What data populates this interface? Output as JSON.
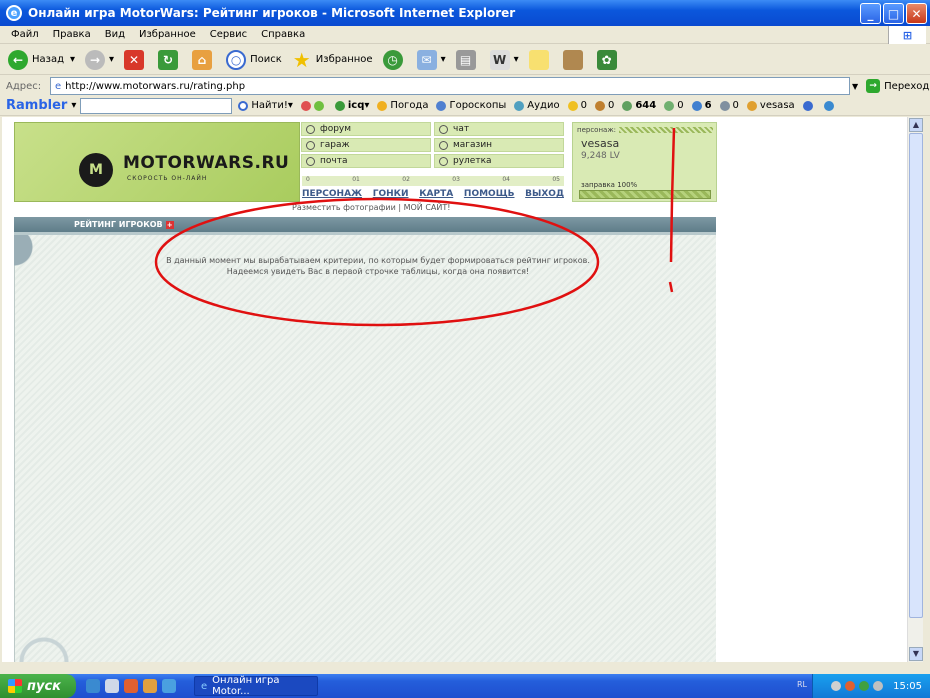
{
  "window": {
    "title": "Онлайн игра MotorWars: Рейтинг игроков - Microsoft Internet Explorer"
  },
  "menu": [
    "Файл",
    "Правка",
    "Вид",
    "Избранное",
    "Сервис",
    "Справка"
  ],
  "toolbar": {
    "back": "Назад",
    "search": "Поиск",
    "favorites": "Избранное"
  },
  "address": {
    "label": "Адрес:",
    "url": "http://www.motorwars.ru/rating.php",
    "go": "Переход"
  },
  "rambler": {
    "logo": "Rambler",
    "find": "Найти!",
    "icq": "icq",
    "weather": "Погода",
    "horoscopes": "Гороскопы",
    "audio": "Аудио",
    "counters": [
      "0",
      "0",
      "644",
      "0",
      "6",
      "0"
    ],
    "user": "vesasa"
  },
  "site": {
    "logo_name": "MOTORWARS.RU",
    "logo_mark": "M",
    "tagline": "СКОРОСТЬ ОН-ЛАЙН",
    "menu": [
      "форум",
      "чат",
      "гараж",
      "магазин",
      "почта",
      "рулетка"
    ],
    "ruler": [
      "0",
      "01",
      "02",
      "03",
      "04",
      "05"
    ],
    "nav": [
      "ПЕРСОНАЖ",
      "ГОНКИ",
      "КАРТА",
      "ПОМОЩЬ",
      "ВЫХОД"
    ],
    "photo_links": "Разместить фотографии | МОЙ САЙТ!",
    "char_header": "персонаж:",
    "char_name": "vesasa",
    "char_level": "9,248 LV",
    "fuel": "заправка 100%",
    "fuel_level": 1.0,
    "panel_title": "РЕЙТИНГ ИГРОКОВ",
    "panel_plus": "+",
    "message": "В данный момент мы вырабатываем критерии, по которым будет формироваться рейтинг игроков. Надеемся увидеть Вас в первой строчке таблицы, когда она появится!"
  },
  "taskbar": {
    "start": "пуск",
    "task": "Онлайн игра Motor...",
    "lang": "RL",
    "clock": "15:05"
  },
  "colors": {
    "annotation": "#e01010",
    "accent": "#a9cc5e",
    "panel_head": "#6a8793"
  }
}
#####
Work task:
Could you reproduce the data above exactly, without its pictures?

Problem solution:
What data populates this interface? Output as JSON.
{
  "window": {
    "title": "Онлайн игра MotorWars: Рейтинг игроков - Microsoft Internet Explorer"
  },
  "menu": [
    "Файл",
    "Правка",
    "Вид",
    "Избранное",
    "Сервис",
    "Справка"
  ],
  "toolbar": {
    "back": "Назад",
    "search": "Поиск",
    "favorites": "Избранное"
  },
  "address": {
    "label": "Адрес:",
    "url": "http://www.motorwars.ru/rating.php",
    "go": "Переход"
  },
  "rambler": {
    "logo": "Rambler",
    "find": "Найти!",
    "icq": "icq",
    "weather": "Погода",
    "horoscopes": "Гороскопы",
    "audio": "Аудио",
    "counters": [
      "0",
      "0",
      "644",
      "0",
      "6",
      "0"
    ],
    "user": "vesasa"
  },
  "site": {
    "logo_name": "MOTORWARS.RU",
    "logo_mark": "M",
    "tagline": "СКОРОСТЬ ОН-ЛАЙН",
    "menu": [
      "форум",
      "чат",
      "гараж",
      "магазин",
      "почта",
      "рулетка"
    ],
    "ruler": [
      "0",
      "01",
      "02",
      "03",
      "04",
      "05"
    ],
    "nav": [
      "ПЕРСОНАЖ",
      "ГОНКИ",
      "КАРТА",
      "ПОМОЩЬ",
      "ВЫХОД"
    ],
    "photo_links": "Разместить фотографии | МОЙ САЙТ!",
    "char_header": "персонаж:",
    "char_name": "vesasa",
    "char_level": "9,248 LV",
    "fuel": "заправка 100%",
    "fuel_level": 1.0,
    "panel_title": "РЕЙТИНГ ИГРОКОВ",
    "panel_plus": "+",
    "message": "В данный момент мы вырабатываем критерии, по которым будет формироваться рейтинг игроков. Надеемся увидеть Вас в первой строчке таблицы, когда она появится!"
  },
  "taskbar": {
    "start": "пуск",
    "task": "Онлайн игра Motor...",
    "lang": "RL",
    "clock": "15:05"
  },
  "colors": {
    "annotation": "#e01010",
    "accent": "#a9cc5e",
    "panel_head": "#6a8793"
  }
}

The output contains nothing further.